If you’ve ever believed that you can only win when someone else loses—or that someone’s victory takes something away from you—there’s a good chance you’ve fallen victim to the cognitive bias known as zero-sum bias.
Of course, some losses are truly wins for others. Sports is an obvious example. But when it comes to topics like resource management and money, zero-sum thinking—a term derived from game theory—can be quite counterproductive on individual and societal levels.
Let’s unpack where zero-sum bias comes from, and then look at its implications for your financial well-being.
Life is all a game—sort of
Games are an essential component of human behavior. They drive societies forward and help to structure groups. At best, they push humans to excel in their chosen sport or business. They’re intellectually and physically stimulating.
Taking games too seriously, such as to the point of violence, is thankfully rare (and unfortunate when it occurs). Still, competition is a necessary aspect of being human, and games help us, and cultures, evolve.
People have been thinking about the nature of competition for a long time. Game theory is a wide-ranging field of studies primarily developed in the 1950s (with precursors dating back to the 16th century) that has greatly influenced the social sciences and economics. While the term covers an expansive range of behavioral traits, it now predominantly refers to the science of logical decision-making based on decades of research in cooperative and competitive games.
Zero-sum thinking is a component of game theory. Stated simply, my gain is your loss (or vice-versa). Unlike your favorite baseball team, whose wins really depend on another team losing, this bias can be damaging in terms of social relationships, individual psychology, and economics.
Let’s look at a real-world example. Discussing the idea that America offers equal opportunity for all citizens, the political strategist, Heather McGhee, spent three years traveling the country trying to understand disparities between perceived and real opportunities. Living in one of the wealthiest nations on earth, she asked one question: Why can’t we have nice things?
By “we,” I mean America at-large. As for “nice things,” I don’t picture self-driving cars, hovercraft backpacks or laundry that does itself. Instead, I mean the basic aspects of a high-functioning society: well-funded schools, reliable infrastructure, wages that keep workers out of poverty, or a comprehensive public health system equipped to handle pandemics — things that equally developed but less wealthy nations seem to have.
McGhee concluded that a lot of social issues are inflamed because of zero-sum thinking. Citizens feel that if someone else is winning, they must be losing. While that might be true in regard to the largest banks versus the common customer, it didn’t reflect the reality that most people in society experience. And yet we’re quick to blame people from other countries, genders, or political groups for systemic problems that actually impact everyone.
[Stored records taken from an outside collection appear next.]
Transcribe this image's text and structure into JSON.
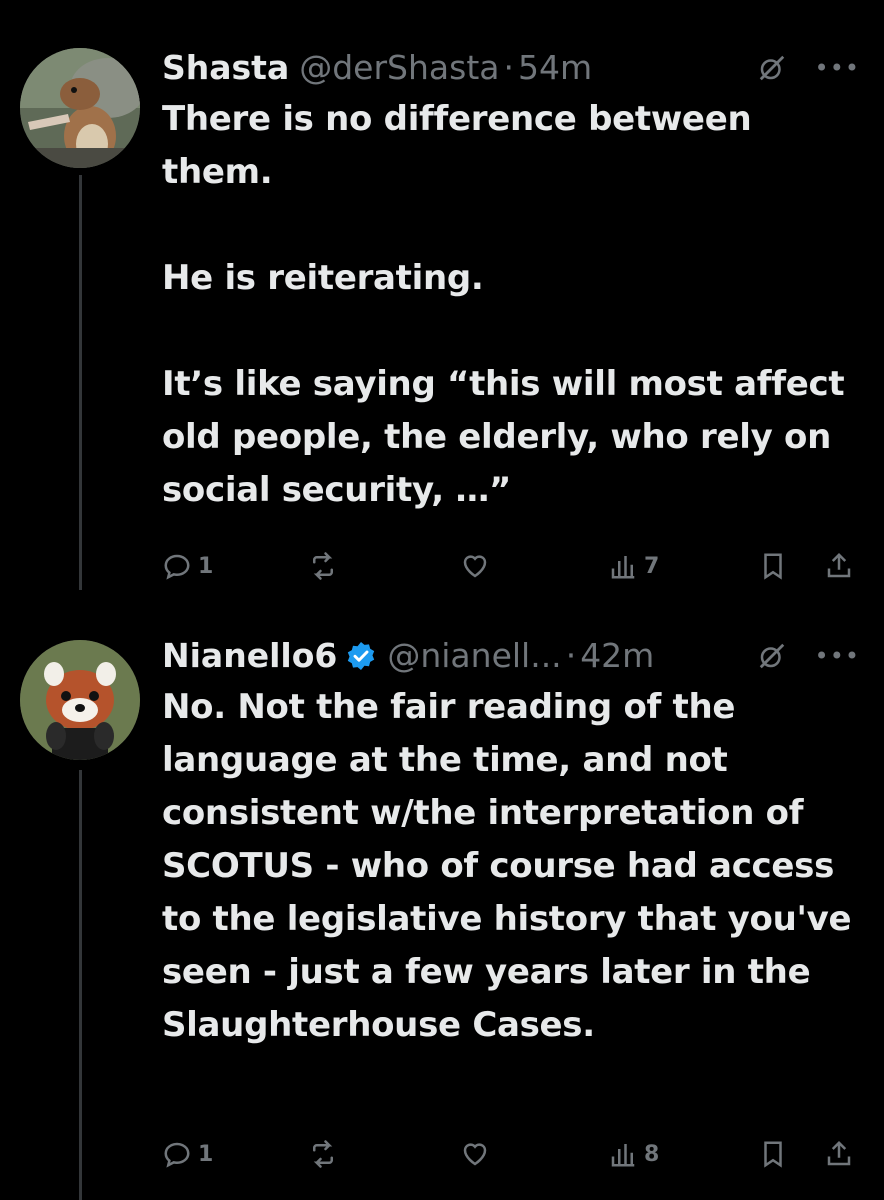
{
  "tweets": [
    {
      "name": "Shasta",
      "handle": "@derShasta",
      "time": "54m",
      "verified": false,
      "text": "There is no difference between them.\n\nHe is reiterating.\n\nIt’s like saying “this will most affect old people, the elderly, who rely on social security, …”",
      "replies": "1",
      "views": "7",
      "avatar": "squirrel-avatar"
    },
    {
      "name": "Nianello6",
      "handle": "@nianell...",
      "time": "42m",
      "verified": true,
      "text": "No. Not the fair reading of the language at the time, and not consistent w/the interpretation of SCOTUS - who of course had access to the legislative history that you've seen - just a few years later in the Slaughterhouse Cases.",
      "replies": "1",
      "views": "8",
      "avatar": "red-panda-avatar"
    }
  ],
  "separator": "·",
  "more_label": "•••",
  "colors": {
    "background": "#000000",
    "text": "#e7e9ea",
    "muted": "#71767b",
    "verified": "#1d9bf0"
  }
}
This is where zero-sum bias comes into play.
And now, your savings account
Unlike other cognitive biases, zero-sum thinking is not considered to be embedded in human psychology. Rather, it arises contextually. Such thinking is also not considered to affect individual behavior as much as it does group thinking—like that of sports fans. When contemplating in-group dynamics, however, this bias proliferates.
Unfortunately, as McGhee points out, American culture war issues obscure real systemic problems that most citizens could address. Instead, they default to charged assumptions that don’t reflect reality.
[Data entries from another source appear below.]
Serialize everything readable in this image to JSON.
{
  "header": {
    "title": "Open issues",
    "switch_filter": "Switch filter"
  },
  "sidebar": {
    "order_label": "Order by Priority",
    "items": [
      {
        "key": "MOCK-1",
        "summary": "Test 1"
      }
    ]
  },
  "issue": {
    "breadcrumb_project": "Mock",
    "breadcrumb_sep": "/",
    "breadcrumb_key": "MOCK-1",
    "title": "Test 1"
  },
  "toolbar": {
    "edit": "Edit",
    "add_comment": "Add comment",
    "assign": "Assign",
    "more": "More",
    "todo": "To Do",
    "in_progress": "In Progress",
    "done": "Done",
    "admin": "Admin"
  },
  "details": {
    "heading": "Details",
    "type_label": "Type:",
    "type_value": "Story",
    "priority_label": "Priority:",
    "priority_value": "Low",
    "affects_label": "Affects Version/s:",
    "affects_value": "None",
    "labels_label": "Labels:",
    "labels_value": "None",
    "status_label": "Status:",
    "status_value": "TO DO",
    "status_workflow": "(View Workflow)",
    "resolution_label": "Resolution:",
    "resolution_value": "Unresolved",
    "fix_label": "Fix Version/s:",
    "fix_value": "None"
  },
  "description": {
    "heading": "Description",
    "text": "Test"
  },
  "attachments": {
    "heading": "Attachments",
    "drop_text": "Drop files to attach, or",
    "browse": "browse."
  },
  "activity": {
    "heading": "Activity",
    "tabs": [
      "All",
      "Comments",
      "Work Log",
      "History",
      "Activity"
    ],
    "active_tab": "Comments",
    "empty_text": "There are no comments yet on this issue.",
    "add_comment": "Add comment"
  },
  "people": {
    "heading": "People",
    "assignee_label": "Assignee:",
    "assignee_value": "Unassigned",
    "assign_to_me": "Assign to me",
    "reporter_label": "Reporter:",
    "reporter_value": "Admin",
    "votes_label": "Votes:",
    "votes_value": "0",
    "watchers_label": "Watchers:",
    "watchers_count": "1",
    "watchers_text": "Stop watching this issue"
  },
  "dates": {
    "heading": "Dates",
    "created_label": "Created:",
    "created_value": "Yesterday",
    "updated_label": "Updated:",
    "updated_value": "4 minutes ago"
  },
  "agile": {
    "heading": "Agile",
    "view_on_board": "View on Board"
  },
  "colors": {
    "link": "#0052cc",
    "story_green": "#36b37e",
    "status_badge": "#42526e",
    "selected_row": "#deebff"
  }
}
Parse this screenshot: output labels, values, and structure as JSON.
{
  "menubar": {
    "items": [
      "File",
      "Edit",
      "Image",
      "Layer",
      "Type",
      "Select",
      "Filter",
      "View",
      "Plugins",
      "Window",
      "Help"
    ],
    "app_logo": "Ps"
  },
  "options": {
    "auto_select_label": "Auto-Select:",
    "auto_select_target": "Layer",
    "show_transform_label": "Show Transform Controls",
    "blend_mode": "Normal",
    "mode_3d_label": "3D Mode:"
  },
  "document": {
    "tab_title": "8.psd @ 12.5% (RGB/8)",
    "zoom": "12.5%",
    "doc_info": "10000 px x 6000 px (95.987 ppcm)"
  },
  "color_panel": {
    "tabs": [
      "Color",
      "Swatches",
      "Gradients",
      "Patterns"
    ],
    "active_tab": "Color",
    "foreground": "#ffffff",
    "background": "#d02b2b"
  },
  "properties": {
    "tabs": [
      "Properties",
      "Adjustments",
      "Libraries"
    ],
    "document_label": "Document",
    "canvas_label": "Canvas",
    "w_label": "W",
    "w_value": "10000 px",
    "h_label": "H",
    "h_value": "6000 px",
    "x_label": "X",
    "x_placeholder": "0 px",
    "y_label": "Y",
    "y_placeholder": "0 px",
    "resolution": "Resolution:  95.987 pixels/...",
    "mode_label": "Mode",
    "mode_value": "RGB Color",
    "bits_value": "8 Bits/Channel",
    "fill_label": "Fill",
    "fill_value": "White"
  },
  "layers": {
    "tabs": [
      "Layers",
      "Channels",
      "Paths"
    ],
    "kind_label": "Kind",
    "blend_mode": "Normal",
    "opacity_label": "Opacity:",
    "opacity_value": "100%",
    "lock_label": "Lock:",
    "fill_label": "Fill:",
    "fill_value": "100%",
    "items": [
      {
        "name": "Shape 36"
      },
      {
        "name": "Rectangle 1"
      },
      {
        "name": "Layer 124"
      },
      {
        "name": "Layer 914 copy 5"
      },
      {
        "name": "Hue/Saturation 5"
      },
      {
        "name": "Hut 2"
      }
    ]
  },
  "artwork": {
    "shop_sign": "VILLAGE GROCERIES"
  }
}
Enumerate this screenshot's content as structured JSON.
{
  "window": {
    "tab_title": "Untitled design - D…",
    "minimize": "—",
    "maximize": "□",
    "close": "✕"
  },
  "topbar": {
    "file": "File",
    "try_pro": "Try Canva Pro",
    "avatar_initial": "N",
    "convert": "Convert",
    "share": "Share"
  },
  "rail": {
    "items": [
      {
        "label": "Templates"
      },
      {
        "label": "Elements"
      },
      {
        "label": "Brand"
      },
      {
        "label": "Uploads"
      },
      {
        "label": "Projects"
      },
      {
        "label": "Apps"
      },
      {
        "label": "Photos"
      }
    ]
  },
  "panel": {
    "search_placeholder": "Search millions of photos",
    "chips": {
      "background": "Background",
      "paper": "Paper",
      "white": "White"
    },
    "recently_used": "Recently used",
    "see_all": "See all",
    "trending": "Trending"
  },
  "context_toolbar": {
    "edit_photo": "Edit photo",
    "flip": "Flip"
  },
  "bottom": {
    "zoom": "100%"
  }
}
And so we think our loss is someone else’s gain instead of stepping back to investigate the problems holistically.
This isn’t only an American phenomenon. Let’s conclude this brief survey by looking at how it impacts personal finances.
One study of 37 nations discovered that countries with scarce resources tend to produce more zero-sum thinking. When people have access to fewer resources, there’s a general belief that fewer exist—thus increasing the competitive mindset.
In America and the UK, where resources are not scarce for the majority of citizens, zero-sum thinking still persists. Why is that?
Let’s look at the banking system. In both nations, interest rates have increased a number of times in the past few months. Yet those rates are not reflected in the savings accounts of their customers where, in America, the national APY average is just .59%. So while lending rates are skyrocketing—and the money being lent out by banks is provided by their customers—those same customers are not seeing much upside.
And so traditional banks enjoying the federal interest rate boost have not returned the profits to their customers. This helps feed the aforementioned competitive mindset: people feel like the banks are winning while they’re losing out. Instead of focusing energy at the root cause of this issue, we feel powerless to change the system, and so default to more tribalistic and protectionist behavior.
So the question isn’t really about resources—there are plenty of those—but about distribution. This is why zero-sum bias is contextual. In a society where resources and profits are evenly distributed, it won’t feel like a loss every time you checked your banking app—especially when you know major banks are enjoying record profits.
By taking our eyes from the larger structural issue, zero-sum bias instead causes consequential downstream effects. People, feeling as if trapped in a game they cannot win, are more likely to act competitively toward one another (as McGhee points out) instead of cooperating and focusing on the real issue—in this context, receiving their fair share.
In a society with so many resources to go around, that’s not the type of healthy competition we need. An equitable society would not produce the contexts needed to initiate zero-sum bias. Many people can win in this system without others needing to lose. We just need the will to create it.